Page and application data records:
BEGIN
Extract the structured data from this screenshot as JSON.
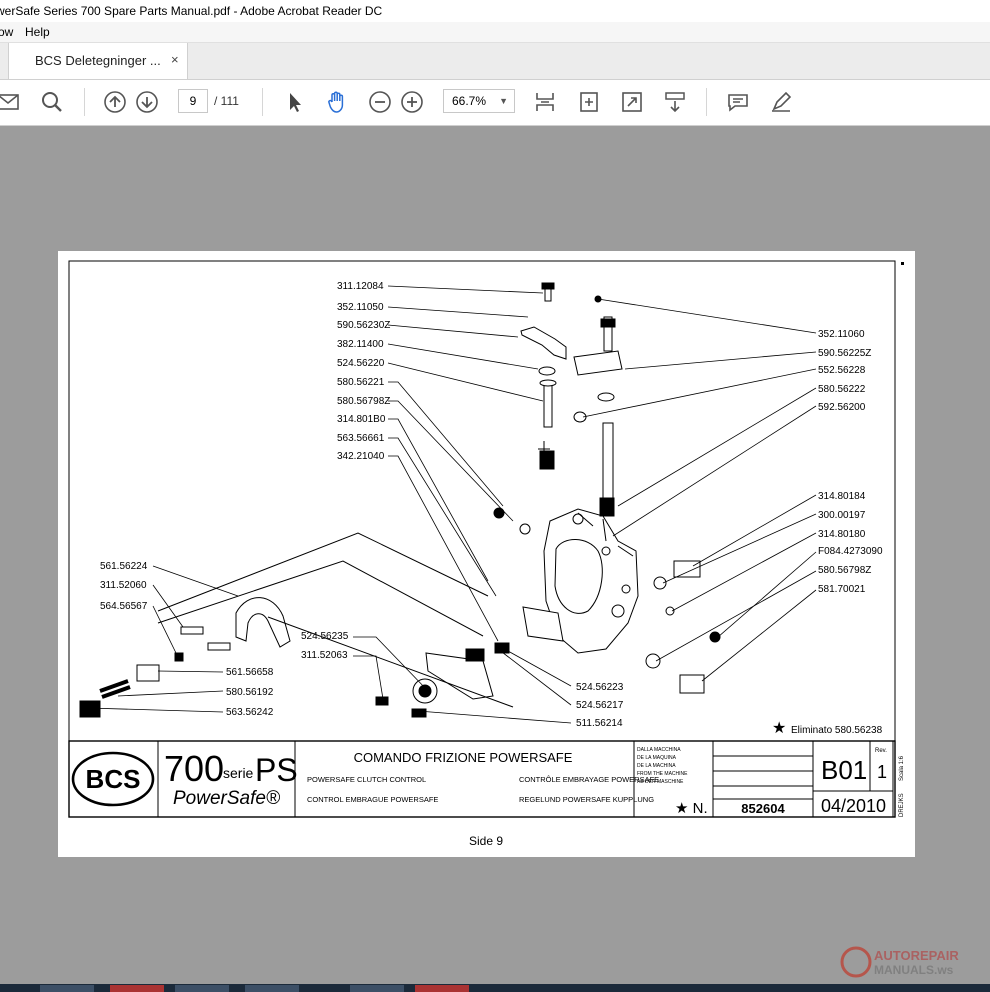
{
  "window": {
    "title": "werSafe Series 700 Spare Parts Manual.pdf - Adobe Acrobat Reader DC"
  },
  "menu": {
    "items": [
      "ow",
      "Help"
    ]
  },
  "tab": {
    "label": "BCS Deletegninger ...",
    "close": "×"
  },
  "toolbar": {
    "page_current": "9",
    "page_total": "/ 111",
    "zoom": "66.7%",
    "icons": [
      "mail-icon",
      "search-icon",
      "prev-page-icon",
      "next-page-icon",
      "select-tool-icon",
      "hand-tool-icon",
      "zoom-out-icon",
      "zoom-in-icon",
      "fit-page-icon",
      "rotate-icon",
      "fullscreen-icon",
      "scroll-mode-icon",
      "comment-icon",
      "highlight-icon"
    ]
  },
  "document": {
    "page_footer": "Side 9",
    "title_block": {
      "logo": "BCS",
      "series": "700",
      "series_small": "serie",
      "series_suffix": "PS",
      "brand": "PowerSafe®",
      "title": "COMANDO FRIZIONE POWERSAFE",
      "sub_en": "POWERSAFE CLUTCH CONTROL",
      "sub_fr": "CONTRÔLE EMBRAYAGE POWERSAFE",
      "sub_es": "CONTROL EMBRAGUE POWERSAFE",
      "sub_de": "REGELUND POWERSAFE KUPPLUNG",
      "from_machine": [
        "DALLA MACCHINA",
        "DE LA MAQUINA",
        "DE LA MACHINA",
        "FROM THE MACHINE",
        "AB DER MASCHINE"
      ],
      "star_n": "★ N.",
      "drawing_no": "852604",
      "code": "B01",
      "rev_label": "Rev.",
      "rev": "1",
      "date": "04/2010",
      "scale": "Scala 1:6",
      "drawn": "DREJKS",
      "eliminated": "Eliminato 580.56238"
    },
    "labels_left_top": [
      "311.12084",
      "352.11050",
      "590.56230Z",
      "382.11400",
      "524.56220",
      "580.56221",
      "580.56798Z",
      "314.801B0",
      "563.56661",
      "342.21040"
    ],
    "labels_right": [
      "352.11060",
      "590.56225Z",
      "552.56228",
      "580.56222",
      "592.56200",
      "314.80184",
      "300.00197",
      "314.80180",
      "F084.4273090",
      "580.56798Z",
      "581.70021"
    ],
    "labels_left_bottom": [
      "561.56224",
      "311.52060",
      "564.56567",
      "561.56658",
      "580.56192",
      "563.56242"
    ],
    "labels_center": [
      "524.56235",
      "311.52063",
      "524.56223",
      "524.56217",
      "511.56214"
    ]
  },
  "watermark": {
    "line1": "AUTOREPAIR",
    "line2": "MANUALS.ws"
  }
}
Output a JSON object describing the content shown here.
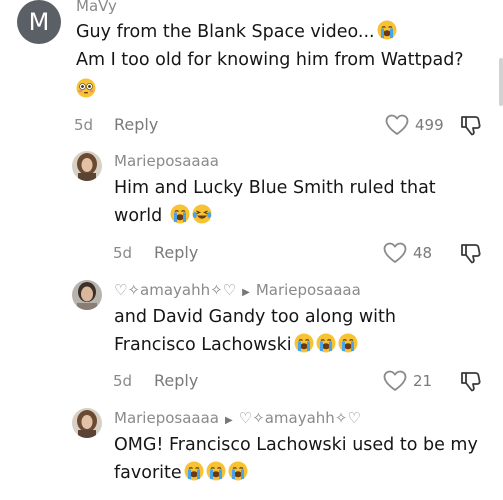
{
  "comments": [
    {
      "avatar_letter": "M",
      "username": "MaVy",
      "line1": "Guy from the Blank Space video...",
      "line2": "Am I too old for knowing him from Wattpad?",
      "time": "5d",
      "reply_label": "Reply",
      "likes": "499"
    },
    {
      "username": "Marieposaaaa",
      "line1": "Him and Lucky Blue Smith ruled that",
      "line2": "world",
      "time": "5d",
      "reply_label": "Reply",
      "likes": "48"
    },
    {
      "username": "♡✧amayahh✧♡",
      "reply_to": "Marieposaaaa",
      "line1": "and David Gandy too along with",
      "line2": "Francisco Lachowski",
      "time": "5d",
      "reply_label": "Reply",
      "likes": "21"
    },
    {
      "username": "Marieposaaaa",
      "reply_to": "♡✧amayahh✧♡",
      "line1": "OMG! Francisco Lachowski used to be my",
      "line2": "favorite"
    }
  ],
  "icons": {
    "crying": "loudly-crying-face-emoji",
    "joy": "face-with-tears-of-joy-emoji",
    "flushed": "flushed-face-emoji",
    "heart": "heart-outline-icon",
    "dislike": "thumbs-down-outline-icon"
  }
}
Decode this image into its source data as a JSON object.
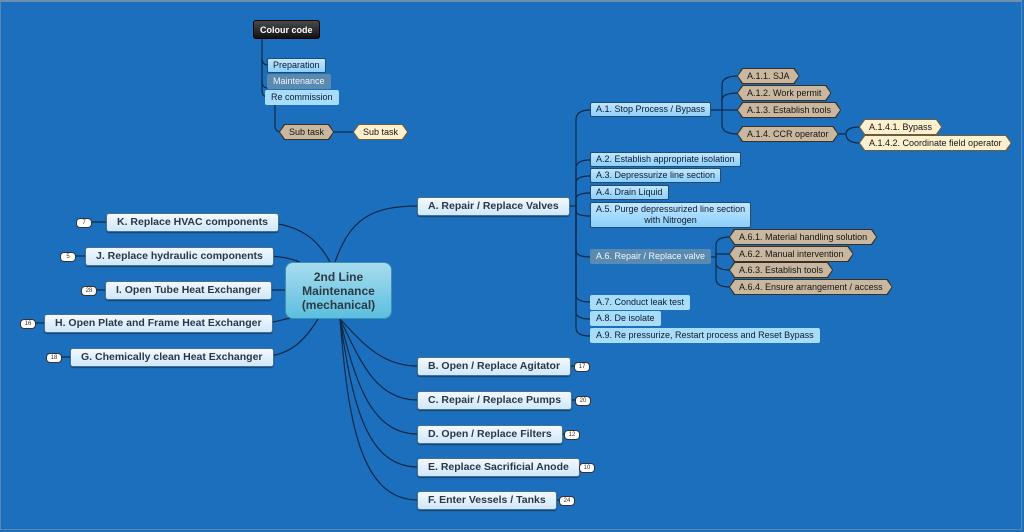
{
  "legend": {
    "title": "Colour code",
    "items": [
      "Preparation",
      "Maintenance",
      "Re commission"
    ],
    "subtask_a": "Sub task",
    "subtask_b": "Sub task"
  },
  "central": {
    "label": "2nd Line Maintenance (mechanical)"
  },
  "right_branches": [
    {
      "label": "A. Repair / Replace Valves",
      "count": ""
    },
    {
      "label": "B. Open / Replace Agitator",
      "count": "17"
    },
    {
      "label": "C. Repair / Replace Pumps",
      "count": "20"
    },
    {
      "label": "D. Open / Replace Filters",
      "count": "12"
    },
    {
      "label": "E. Replace Sacrificial Anode",
      "count": "10"
    },
    {
      "label": "F. Enter Vessels / Tanks",
      "count": "24"
    }
  ],
  "left_branches": [
    {
      "label": "K. Replace HVAC components",
      "count": "7"
    },
    {
      "label": "J. Replace hydraulic components",
      "count": "5"
    },
    {
      "label": "I. Open Tube Heat Exchanger",
      "count": "28"
    },
    {
      "label": "H. Open Plate and Frame Heat Exchanger",
      "count": "16"
    },
    {
      "label": "G. Chemically clean Heat Exchanger",
      "count": "18"
    }
  ],
  "valves": {
    "a1": "A.1. Stop Process / Bypass",
    "a1_children": [
      "A.1.1. SJA",
      "A.1.2. Work permit",
      "A.1.3. Establish tools",
      "A.1.4. CCR operator"
    ],
    "a14_children": [
      "A.1.4.1. Bypass",
      "A.1.4.2. Coordinate field operator"
    ],
    "a2": "A.2. Establish appropriate isolation",
    "a3": "A.3. Depressurize line section",
    "a4": "A.4. Drain Liquid",
    "a5_line1": "A.5. Purge depressurized line section",
    "a5_line2": "with Nitrogen",
    "a6": "A.6. Repair / Replace valve",
    "a6_children": [
      "A.6.1. Material handling solution",
      "A.6.2. Manual intervention",
      "A.6.3. Establish tools",
      "A.6.4. Ensure arrangement / access"
    ],
    "a7": "A.7. Conduct leak test",
    "a8": "A.8. De isolate",
    "a9": "A.9. Re pressurize, Restart process and Reset Bypass"
  }
}
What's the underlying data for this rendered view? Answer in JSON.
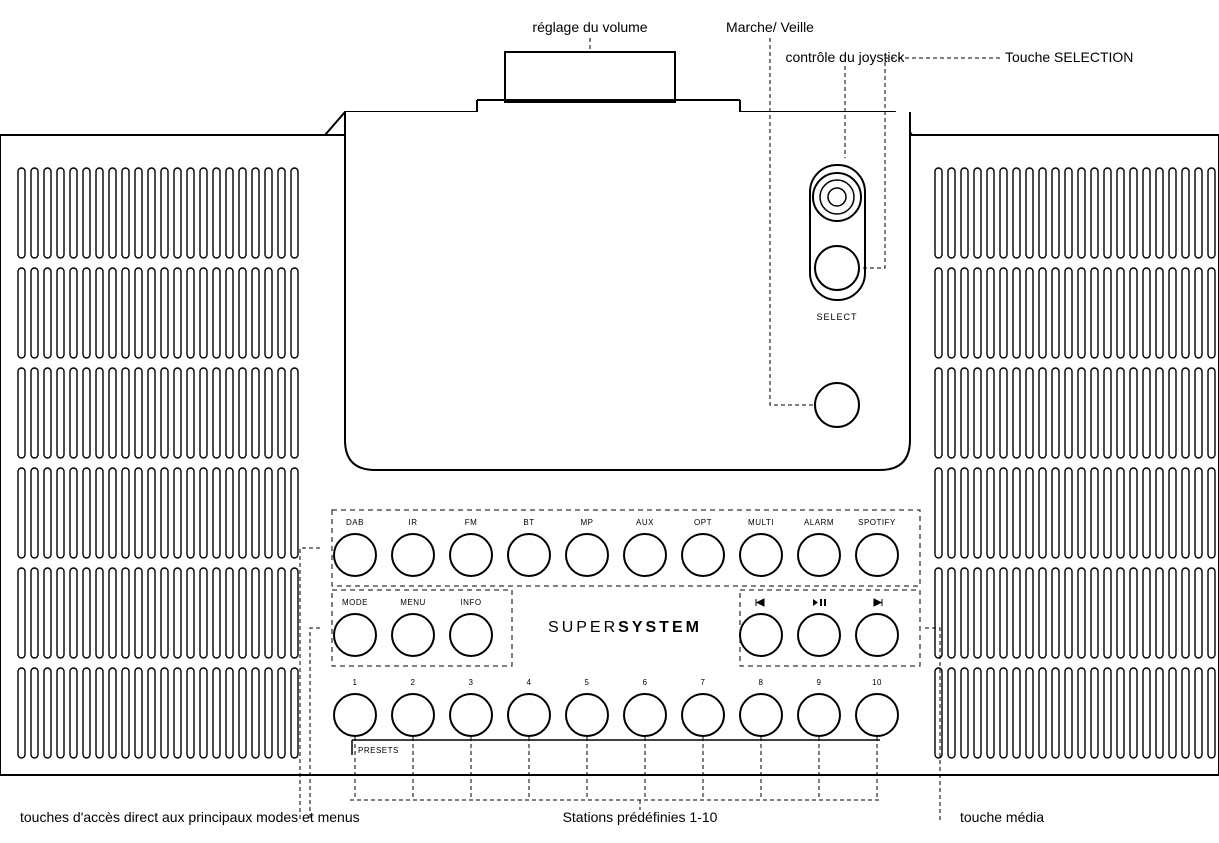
{
  "callouts": {
    "volume": "réglage du volume",
    "power": "Marche/ Veille",
    "joystick": "contrôle du joystick",
    "select": "Touche SELECTION",
    "direct": "touches d'accès direct aux principaux modes et menus",
    "presets": "Stations prédéfinies 1-10",
    "media": "touche média"
  },
  "selectLabel": "SELECT",
  "brand1": "SUPER",
  "brand2": "SYSTEM",
  "row1": [
    "DAB",
    "IR",
    "FM",
    "BT",
    "MP",
    "AUX",
    "OPT",
    "MULTI",
    "ALARM",
    "SPOTIFY"
  ],
  "row2left": [
    "MODE",
    "MENU",
    "INFO"
  ],
  "row2mediaIcons": [
    "prev",
    "playpause",
    "next"
  ],
  "presetNumbers": [
    "1",
    "2",
    "3",
    "4",
    "5",
    "6",
    "7",
    "8",
    "9",
    "10"
  ],
  "presetsLabel": "PRESETS"
}
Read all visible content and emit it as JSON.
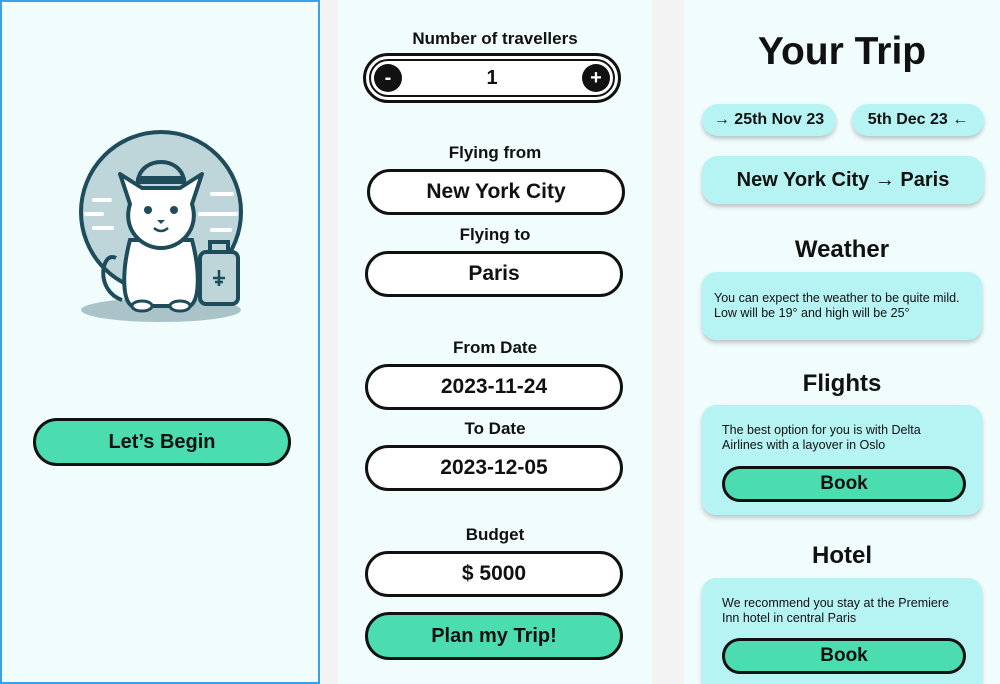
{
  "welcome": {
    "begin_button": "Let’s Begin"
  },
  "form": {
    "travellers_label": "Number of travellers",
    "travellers_value": "1",
    "minus_symbol": "-",
    "plus_symbol": "+",
    "from_label": "Flying from",
    "from_value": "New York City",
    "to_label": "Flying to",
    "to_value": "Paris",
    "from_date_label": "From Date",
    "from_date_value": "2023-11-24",
    "to_date_label": "To Date",
    "to_date_value": "2023-12-05",
    "budget_label": "Budget",
    "budget_value": "$ 5000",
    "plan_button": "Plan my Trip!"
  },
  "trip": {
    "title": "Your Trip",
    "depart_chip": "→ 25th Nov 23",
    "return_chip": "5th Dec 23 ←",
    "route": "New York City → Paris",
    "weather_title": "Weather",
    "weather_text": "You can expect the weather to be quite mild. Low will be 19° and high will be 25°",
    "flights_title": "Flights",
    "flights_text": "The best option for you is with Delta Airlines with a layover in Oslo",
    "flights_book": "Book",
    "hotel_title": "Hotel",
    "hotel_text": "We recommend you stay at the Premiere Inn hotel in central Paris",
    "hotel_book": "Book"
  },
  "colors": {
    "accent": "#4bdcb0",
    "card": "#b6f3f3",
    "screen_bg": "#f1fdfd",
    "selection_border": "#3aa0e8"
  },
  "icons": [
    "cat-pilot-mascot-icon",
    "suitcase-icon",
    "minus-icon",
    "plus-icon"
  ]
}
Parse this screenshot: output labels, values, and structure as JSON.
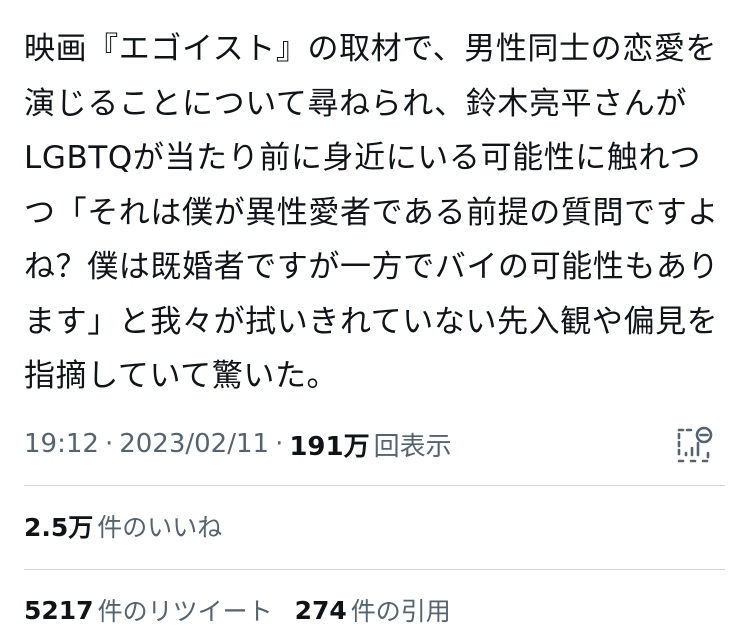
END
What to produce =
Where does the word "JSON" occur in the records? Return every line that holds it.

Written solution =
Extract the structured data from this screenshot as JSON.
Output a JSON object describing the content shown here.
Decode this image into its source data as a JSON object.
What's the underlying data for this rendered view? Answer in JSON.
Read all visible content and emit it as JSON.
Parse this screenshot: output labels, values, and structure as JSON.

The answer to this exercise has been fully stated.